Task prompt: Find all lines in the listing that include the word "Hamilton", then copy them.

Dataset:
[Start of Attachment]

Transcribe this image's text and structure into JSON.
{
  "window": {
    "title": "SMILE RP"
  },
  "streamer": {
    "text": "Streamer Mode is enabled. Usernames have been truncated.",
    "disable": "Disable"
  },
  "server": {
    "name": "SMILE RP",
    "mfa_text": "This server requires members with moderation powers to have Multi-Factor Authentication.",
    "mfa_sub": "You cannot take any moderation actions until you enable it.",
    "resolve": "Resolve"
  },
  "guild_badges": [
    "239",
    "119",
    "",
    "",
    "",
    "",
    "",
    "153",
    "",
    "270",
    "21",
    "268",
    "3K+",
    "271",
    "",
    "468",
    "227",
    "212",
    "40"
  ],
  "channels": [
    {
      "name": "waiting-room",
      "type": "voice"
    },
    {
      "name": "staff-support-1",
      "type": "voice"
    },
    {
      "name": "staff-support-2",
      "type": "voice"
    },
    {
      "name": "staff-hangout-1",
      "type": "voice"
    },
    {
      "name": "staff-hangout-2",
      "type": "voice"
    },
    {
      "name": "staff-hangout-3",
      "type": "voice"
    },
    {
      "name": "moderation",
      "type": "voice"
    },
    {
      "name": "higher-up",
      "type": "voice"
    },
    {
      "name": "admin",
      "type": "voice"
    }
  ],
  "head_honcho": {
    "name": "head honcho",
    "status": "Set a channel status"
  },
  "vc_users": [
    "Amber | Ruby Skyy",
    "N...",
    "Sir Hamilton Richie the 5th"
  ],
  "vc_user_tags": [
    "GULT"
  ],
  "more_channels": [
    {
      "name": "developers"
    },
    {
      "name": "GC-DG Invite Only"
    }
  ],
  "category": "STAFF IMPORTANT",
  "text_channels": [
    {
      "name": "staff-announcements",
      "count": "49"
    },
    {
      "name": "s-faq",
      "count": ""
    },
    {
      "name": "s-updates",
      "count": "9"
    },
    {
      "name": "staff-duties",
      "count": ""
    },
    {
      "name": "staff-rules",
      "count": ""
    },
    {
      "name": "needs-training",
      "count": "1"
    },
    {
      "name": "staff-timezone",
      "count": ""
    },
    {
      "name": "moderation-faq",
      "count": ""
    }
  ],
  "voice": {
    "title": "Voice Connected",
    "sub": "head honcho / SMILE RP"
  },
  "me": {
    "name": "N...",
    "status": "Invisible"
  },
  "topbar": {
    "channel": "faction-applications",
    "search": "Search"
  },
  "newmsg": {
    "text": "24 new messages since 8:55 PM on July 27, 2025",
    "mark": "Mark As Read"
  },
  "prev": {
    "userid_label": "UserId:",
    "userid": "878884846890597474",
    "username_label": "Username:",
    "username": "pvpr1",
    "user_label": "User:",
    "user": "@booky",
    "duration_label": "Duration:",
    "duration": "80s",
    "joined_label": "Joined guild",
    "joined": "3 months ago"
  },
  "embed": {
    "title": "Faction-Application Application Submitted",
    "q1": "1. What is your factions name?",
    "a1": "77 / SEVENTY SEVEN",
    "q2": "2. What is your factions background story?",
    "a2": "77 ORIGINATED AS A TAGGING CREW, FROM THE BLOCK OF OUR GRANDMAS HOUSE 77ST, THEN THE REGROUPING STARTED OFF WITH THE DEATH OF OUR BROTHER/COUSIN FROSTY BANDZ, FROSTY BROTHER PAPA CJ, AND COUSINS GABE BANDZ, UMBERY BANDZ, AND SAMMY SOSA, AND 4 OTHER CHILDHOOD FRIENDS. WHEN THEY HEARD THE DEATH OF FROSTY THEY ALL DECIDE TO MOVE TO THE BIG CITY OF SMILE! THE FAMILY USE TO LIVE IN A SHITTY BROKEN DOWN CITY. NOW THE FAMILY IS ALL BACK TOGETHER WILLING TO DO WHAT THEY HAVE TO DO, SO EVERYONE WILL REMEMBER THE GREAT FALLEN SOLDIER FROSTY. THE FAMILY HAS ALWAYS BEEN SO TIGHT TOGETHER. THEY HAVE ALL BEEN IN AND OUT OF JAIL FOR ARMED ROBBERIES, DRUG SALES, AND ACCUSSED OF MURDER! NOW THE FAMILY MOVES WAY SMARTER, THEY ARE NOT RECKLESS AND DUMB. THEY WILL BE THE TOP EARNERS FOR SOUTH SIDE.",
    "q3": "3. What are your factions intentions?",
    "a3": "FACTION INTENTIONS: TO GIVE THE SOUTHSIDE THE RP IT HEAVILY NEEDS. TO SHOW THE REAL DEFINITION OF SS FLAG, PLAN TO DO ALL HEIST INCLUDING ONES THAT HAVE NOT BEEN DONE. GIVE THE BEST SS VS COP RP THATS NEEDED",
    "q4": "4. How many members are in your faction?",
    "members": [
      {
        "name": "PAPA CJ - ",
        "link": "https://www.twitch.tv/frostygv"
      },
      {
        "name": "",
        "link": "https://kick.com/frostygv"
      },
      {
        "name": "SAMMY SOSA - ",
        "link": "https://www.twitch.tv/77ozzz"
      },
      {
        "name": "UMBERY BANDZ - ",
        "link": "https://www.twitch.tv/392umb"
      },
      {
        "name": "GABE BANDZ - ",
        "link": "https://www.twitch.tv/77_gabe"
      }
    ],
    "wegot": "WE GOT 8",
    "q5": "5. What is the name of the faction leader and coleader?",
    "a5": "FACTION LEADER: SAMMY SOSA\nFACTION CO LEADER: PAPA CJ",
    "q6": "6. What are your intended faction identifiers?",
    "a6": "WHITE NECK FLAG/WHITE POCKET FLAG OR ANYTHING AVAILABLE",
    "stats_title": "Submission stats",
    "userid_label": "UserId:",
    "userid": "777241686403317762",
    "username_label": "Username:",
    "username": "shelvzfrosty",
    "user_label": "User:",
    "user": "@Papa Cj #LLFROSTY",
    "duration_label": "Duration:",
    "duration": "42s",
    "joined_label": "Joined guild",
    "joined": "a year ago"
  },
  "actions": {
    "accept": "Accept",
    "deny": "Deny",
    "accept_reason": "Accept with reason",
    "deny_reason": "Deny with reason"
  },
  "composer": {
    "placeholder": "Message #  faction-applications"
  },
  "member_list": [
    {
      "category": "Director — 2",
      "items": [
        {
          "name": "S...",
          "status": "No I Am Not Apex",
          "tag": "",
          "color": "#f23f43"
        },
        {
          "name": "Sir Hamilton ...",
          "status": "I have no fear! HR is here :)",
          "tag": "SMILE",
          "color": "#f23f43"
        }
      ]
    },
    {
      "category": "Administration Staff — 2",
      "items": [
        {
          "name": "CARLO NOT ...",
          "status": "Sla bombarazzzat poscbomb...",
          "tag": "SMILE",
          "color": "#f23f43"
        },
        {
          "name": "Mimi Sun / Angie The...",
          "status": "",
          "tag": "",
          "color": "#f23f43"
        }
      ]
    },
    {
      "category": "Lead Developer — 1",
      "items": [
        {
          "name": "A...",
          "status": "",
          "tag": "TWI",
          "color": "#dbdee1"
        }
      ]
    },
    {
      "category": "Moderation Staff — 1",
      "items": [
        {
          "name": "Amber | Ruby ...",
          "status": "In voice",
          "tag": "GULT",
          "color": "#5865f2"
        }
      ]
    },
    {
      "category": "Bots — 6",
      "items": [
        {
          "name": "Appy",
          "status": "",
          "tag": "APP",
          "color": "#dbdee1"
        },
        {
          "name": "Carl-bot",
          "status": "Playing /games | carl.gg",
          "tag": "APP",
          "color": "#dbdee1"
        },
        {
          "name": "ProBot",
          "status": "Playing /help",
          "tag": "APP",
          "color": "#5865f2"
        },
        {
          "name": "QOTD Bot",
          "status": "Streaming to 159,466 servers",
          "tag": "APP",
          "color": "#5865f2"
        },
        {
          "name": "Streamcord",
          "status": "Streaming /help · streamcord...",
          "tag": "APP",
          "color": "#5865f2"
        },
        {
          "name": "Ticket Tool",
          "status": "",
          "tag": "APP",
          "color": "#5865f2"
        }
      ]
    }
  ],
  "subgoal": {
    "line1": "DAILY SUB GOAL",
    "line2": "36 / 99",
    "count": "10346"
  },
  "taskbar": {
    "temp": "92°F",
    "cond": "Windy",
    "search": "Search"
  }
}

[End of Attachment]

Answer box:
    "Sir Hamilton Richie the 5th"
          "name": "Sir Hamilton ...",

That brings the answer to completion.